How to handle workplace issues when you have multiple sclerosis.
Elissa Levy, a 37-year-old with secondary progressive multiple sclerosis (MS), is living proof of the unpredictability of this progressive neurological disease that affects the central nervous system.
Soon after being diagnosed in January 2002, her physical status plummeted quickly. The former fitness buff who regularly skied and jogged describes the overwhelming MS-induced fatigue that plagued her almost daily. "Sometimes my eyes...
You begin having a symptom that you have not had before or you notice a significant change in symptoms that are already present.
Milder MS-type symptoms can be caused by many other conditions or may occur now and then in healthy people. For example, lots of people have minor numbness in their fingers or a mild dizzy spell once in a while. Stiffness and muscle weakness can result from being more active than usual.
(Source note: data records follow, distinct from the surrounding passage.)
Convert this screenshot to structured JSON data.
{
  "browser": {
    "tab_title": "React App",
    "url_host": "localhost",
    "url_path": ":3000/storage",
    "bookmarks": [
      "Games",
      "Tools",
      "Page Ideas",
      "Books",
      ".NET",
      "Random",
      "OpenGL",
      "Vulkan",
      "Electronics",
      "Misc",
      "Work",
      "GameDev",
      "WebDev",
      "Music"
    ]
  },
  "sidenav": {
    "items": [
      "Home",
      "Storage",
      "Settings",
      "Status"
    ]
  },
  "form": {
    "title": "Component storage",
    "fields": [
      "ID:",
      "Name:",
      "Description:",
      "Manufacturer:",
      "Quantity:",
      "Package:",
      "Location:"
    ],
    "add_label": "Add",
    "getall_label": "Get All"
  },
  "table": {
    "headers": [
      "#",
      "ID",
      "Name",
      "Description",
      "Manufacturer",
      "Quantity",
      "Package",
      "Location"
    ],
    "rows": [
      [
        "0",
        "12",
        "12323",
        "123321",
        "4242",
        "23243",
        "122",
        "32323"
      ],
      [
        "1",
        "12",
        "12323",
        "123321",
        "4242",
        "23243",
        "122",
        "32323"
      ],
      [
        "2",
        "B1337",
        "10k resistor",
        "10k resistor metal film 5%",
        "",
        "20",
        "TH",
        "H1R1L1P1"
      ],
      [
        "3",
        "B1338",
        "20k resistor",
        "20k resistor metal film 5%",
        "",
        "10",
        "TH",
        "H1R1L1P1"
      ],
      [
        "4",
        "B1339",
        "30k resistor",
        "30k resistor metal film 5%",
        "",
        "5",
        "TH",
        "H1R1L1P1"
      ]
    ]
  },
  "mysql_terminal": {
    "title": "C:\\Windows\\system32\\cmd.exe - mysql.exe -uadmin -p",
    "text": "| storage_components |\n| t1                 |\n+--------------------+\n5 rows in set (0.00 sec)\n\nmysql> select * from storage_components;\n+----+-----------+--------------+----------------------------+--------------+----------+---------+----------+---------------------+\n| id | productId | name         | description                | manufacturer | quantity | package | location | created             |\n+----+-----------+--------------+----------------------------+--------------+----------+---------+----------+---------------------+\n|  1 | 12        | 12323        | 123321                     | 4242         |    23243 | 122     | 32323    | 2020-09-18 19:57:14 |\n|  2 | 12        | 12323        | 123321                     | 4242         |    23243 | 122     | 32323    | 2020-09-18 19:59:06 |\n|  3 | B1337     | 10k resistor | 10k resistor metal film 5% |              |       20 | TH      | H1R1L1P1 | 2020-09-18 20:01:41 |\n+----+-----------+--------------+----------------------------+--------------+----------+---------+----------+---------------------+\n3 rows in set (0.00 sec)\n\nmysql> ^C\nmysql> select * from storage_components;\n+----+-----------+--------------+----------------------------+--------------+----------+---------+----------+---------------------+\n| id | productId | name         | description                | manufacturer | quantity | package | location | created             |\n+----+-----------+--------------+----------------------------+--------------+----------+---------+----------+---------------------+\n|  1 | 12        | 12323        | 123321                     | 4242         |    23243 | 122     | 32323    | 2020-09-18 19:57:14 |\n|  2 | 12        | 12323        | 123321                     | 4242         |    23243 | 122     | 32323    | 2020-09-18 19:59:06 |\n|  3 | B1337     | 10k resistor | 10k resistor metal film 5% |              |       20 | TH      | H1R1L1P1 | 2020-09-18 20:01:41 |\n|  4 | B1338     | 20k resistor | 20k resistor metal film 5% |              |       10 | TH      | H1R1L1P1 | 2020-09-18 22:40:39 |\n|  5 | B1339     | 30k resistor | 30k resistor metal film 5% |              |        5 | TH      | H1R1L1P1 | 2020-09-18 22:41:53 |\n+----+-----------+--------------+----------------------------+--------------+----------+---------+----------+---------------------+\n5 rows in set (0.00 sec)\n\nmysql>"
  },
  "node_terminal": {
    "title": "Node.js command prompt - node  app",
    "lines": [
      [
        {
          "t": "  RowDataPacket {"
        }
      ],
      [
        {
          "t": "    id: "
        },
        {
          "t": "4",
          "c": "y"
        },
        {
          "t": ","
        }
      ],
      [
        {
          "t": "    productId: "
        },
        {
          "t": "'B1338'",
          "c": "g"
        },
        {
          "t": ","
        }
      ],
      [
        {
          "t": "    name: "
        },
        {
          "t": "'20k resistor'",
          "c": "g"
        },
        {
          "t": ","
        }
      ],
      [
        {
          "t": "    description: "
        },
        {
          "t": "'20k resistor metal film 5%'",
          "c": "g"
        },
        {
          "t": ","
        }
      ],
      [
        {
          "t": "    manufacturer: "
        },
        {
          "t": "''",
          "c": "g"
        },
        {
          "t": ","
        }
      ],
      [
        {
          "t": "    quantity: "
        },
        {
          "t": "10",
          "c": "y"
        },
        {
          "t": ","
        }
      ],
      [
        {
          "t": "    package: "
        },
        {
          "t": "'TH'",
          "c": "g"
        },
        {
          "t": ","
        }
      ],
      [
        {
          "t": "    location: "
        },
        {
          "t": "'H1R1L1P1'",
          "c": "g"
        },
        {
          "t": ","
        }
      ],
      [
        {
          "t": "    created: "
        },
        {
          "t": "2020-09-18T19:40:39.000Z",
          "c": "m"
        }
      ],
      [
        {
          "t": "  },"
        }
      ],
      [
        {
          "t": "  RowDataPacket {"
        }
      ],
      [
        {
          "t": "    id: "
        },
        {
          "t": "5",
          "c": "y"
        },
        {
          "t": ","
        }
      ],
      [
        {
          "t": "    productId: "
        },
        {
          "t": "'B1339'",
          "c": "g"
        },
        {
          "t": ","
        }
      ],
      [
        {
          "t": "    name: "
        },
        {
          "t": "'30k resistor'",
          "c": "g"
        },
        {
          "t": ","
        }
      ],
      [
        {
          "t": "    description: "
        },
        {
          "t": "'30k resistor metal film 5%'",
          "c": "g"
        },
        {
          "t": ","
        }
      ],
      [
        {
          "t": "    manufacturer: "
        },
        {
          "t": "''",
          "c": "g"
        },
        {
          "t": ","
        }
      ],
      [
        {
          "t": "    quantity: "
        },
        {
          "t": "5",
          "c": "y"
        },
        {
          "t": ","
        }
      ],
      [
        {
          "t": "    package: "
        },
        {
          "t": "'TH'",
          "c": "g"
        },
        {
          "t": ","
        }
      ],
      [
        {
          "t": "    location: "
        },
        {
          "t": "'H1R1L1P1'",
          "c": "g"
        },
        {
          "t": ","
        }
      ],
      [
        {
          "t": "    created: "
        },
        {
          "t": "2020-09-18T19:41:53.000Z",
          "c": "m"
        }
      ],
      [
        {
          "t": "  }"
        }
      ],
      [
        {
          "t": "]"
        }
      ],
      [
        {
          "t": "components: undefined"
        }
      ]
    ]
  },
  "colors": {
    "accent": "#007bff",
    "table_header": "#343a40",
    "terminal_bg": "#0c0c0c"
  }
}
A wait-and-see approach (watchful waiting) is appropriate for these types of everyday aches and pains, so long as they do not continue.
If your symptoms occur more often or don't go away, talk to your doctor.
For people with MS
Talk to your doctor about what to expect from the disease and from treatment. MS is an unpredictable disease, but you probably can get some idea of what is "normal" and what symptoms or problems are reasons for concern.
Some people who have MS want active, regular support from their doctors. Others want to manage their condition on their own as much as possible. Wherever you are in this range, find out which signs or symptoms mean that you need to see your doctor. And seek help when you need it.